__WHAT THIS TASK INVOLVES__:
Read the records beneath this task and copy every line that contains the string "AnonymousLonger".

App and web page records
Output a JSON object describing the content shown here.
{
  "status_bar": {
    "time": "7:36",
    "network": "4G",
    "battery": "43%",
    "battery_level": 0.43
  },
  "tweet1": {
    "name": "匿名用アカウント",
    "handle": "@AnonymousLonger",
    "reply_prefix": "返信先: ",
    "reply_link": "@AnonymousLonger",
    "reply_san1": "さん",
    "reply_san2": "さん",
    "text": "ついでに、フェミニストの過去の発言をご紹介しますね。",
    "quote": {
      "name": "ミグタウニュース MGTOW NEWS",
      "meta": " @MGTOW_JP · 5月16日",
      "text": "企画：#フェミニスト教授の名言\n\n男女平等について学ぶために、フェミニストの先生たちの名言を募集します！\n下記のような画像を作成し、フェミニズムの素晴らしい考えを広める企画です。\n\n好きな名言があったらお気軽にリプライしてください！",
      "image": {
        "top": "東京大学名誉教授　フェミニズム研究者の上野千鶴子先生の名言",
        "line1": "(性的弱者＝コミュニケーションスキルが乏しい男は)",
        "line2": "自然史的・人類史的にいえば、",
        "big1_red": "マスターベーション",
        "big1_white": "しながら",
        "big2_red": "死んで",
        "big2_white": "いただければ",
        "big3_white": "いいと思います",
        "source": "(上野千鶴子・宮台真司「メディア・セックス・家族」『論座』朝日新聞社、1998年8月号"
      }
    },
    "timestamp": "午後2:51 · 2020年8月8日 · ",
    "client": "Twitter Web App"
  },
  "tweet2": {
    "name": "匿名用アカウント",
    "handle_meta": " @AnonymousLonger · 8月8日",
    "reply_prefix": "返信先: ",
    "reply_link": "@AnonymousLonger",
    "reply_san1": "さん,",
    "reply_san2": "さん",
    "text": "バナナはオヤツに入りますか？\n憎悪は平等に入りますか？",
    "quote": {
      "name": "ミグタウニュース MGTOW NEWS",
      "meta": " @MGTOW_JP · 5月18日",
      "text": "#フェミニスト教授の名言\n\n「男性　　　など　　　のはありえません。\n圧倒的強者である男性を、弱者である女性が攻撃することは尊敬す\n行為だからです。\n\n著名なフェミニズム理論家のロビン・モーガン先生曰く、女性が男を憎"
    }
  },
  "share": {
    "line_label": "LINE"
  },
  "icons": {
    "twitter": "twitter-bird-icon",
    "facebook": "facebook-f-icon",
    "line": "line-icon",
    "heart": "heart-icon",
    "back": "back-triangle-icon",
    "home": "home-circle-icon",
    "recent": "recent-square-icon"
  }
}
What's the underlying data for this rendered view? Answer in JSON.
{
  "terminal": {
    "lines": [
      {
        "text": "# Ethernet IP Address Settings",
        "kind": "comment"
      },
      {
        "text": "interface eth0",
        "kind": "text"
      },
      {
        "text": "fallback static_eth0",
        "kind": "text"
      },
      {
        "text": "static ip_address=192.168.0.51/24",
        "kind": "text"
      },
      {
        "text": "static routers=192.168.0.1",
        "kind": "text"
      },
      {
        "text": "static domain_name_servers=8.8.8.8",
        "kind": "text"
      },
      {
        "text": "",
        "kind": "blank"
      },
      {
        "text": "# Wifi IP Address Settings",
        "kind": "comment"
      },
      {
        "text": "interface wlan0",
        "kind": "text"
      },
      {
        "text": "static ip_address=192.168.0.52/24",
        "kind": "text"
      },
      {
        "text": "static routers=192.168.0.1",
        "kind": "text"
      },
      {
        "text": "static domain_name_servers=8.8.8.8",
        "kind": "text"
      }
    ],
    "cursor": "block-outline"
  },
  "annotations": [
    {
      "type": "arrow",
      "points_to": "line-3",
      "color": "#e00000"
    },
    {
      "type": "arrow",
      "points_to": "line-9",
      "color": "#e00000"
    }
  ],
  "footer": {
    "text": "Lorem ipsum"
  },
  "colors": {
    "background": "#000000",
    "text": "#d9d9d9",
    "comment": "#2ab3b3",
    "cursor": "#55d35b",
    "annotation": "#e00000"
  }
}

__ANSWER SECTION__:
    "handle": "@AnonymousLonger",
    "reply_link": "@AnonymousLonger",
    "handle_meta": " @AnonymousLonger · 8月8日",
    "reply_link": "@AnonymousLonger",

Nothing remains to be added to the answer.